What to produce =
Among the lines below, which ones contain the word "subject"? Copy every such line.

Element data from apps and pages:
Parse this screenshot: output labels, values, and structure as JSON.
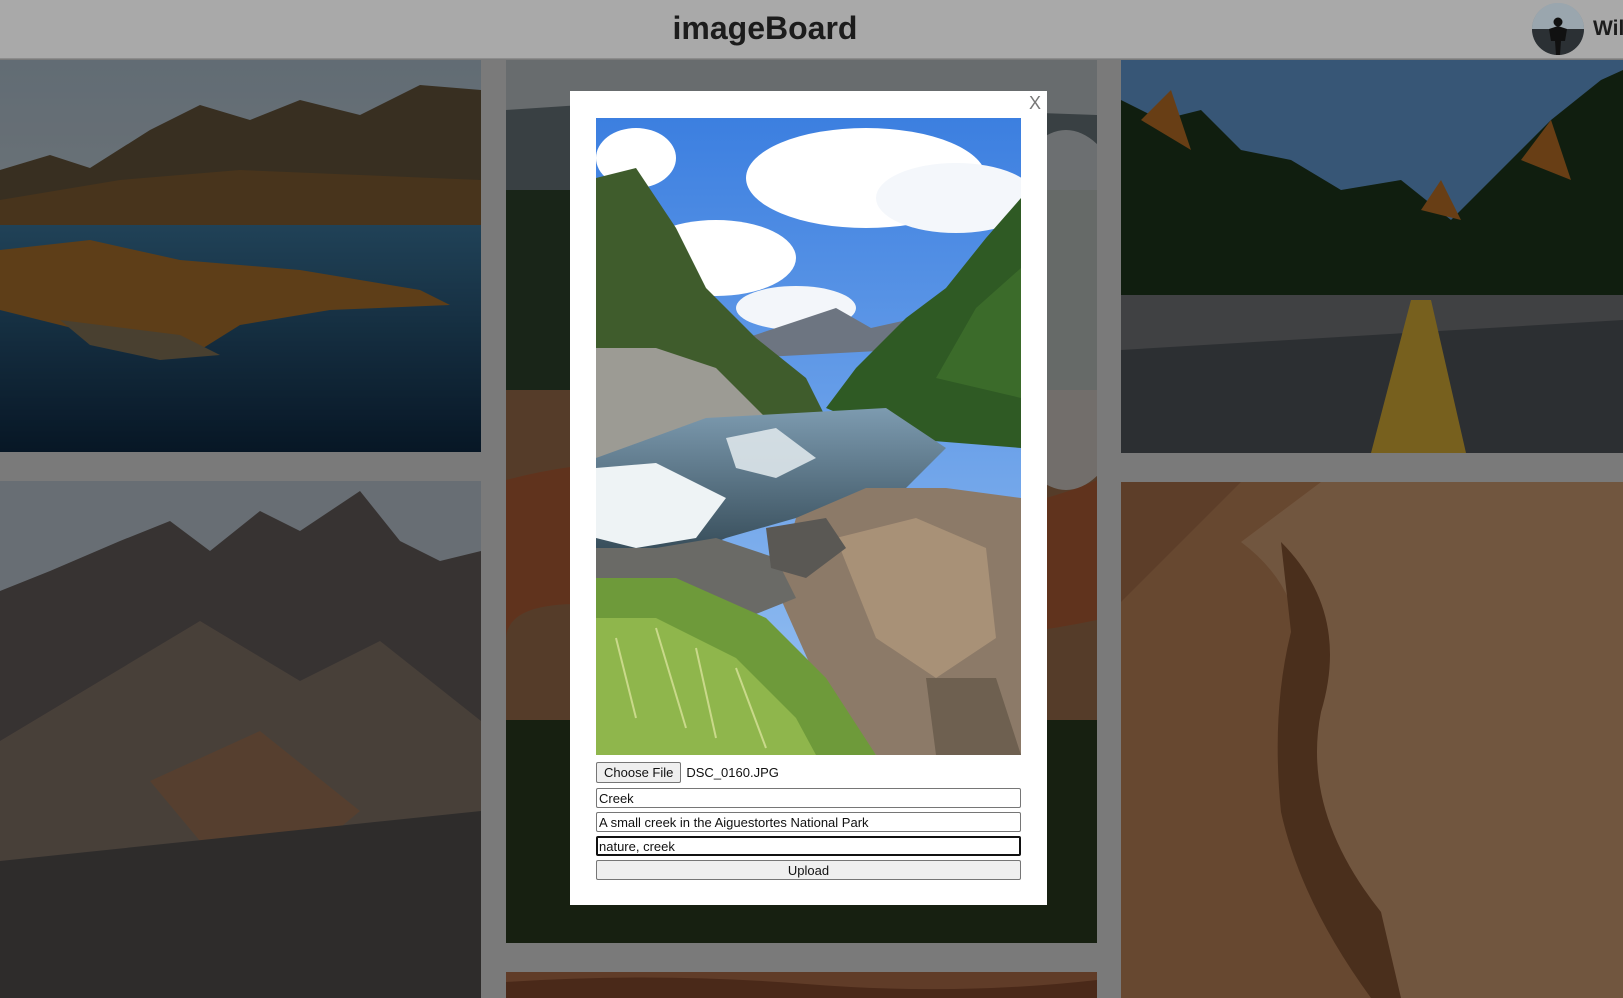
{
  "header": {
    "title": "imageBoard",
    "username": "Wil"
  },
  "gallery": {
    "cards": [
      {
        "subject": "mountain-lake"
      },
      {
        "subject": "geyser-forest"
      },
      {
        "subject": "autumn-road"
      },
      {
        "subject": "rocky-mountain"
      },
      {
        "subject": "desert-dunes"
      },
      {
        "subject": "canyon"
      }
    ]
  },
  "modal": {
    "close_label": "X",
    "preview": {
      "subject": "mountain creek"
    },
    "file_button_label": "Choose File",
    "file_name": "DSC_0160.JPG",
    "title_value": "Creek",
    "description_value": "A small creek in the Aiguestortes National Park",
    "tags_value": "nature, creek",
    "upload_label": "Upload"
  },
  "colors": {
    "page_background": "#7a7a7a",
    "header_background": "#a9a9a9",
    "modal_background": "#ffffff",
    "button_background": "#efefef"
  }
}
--
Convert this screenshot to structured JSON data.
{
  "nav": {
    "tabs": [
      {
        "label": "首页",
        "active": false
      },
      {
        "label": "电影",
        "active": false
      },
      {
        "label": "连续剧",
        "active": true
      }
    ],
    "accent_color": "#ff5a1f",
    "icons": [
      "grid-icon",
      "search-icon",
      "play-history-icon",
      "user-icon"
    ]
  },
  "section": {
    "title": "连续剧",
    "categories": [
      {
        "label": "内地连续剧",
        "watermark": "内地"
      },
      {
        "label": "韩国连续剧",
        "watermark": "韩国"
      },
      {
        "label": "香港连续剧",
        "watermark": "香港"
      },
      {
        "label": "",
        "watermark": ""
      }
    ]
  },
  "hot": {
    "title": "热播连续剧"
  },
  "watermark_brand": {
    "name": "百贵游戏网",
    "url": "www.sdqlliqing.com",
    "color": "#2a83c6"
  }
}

Result for this task =
        "subject": "mountain-lake"
        "subject": "geyser-forest"
        "subject": "autumn-road"
        "subject": "rocky-mountain"
        "subject": "desert-dunes"
        "subject": "canyon"
      "subject": "mountain creek"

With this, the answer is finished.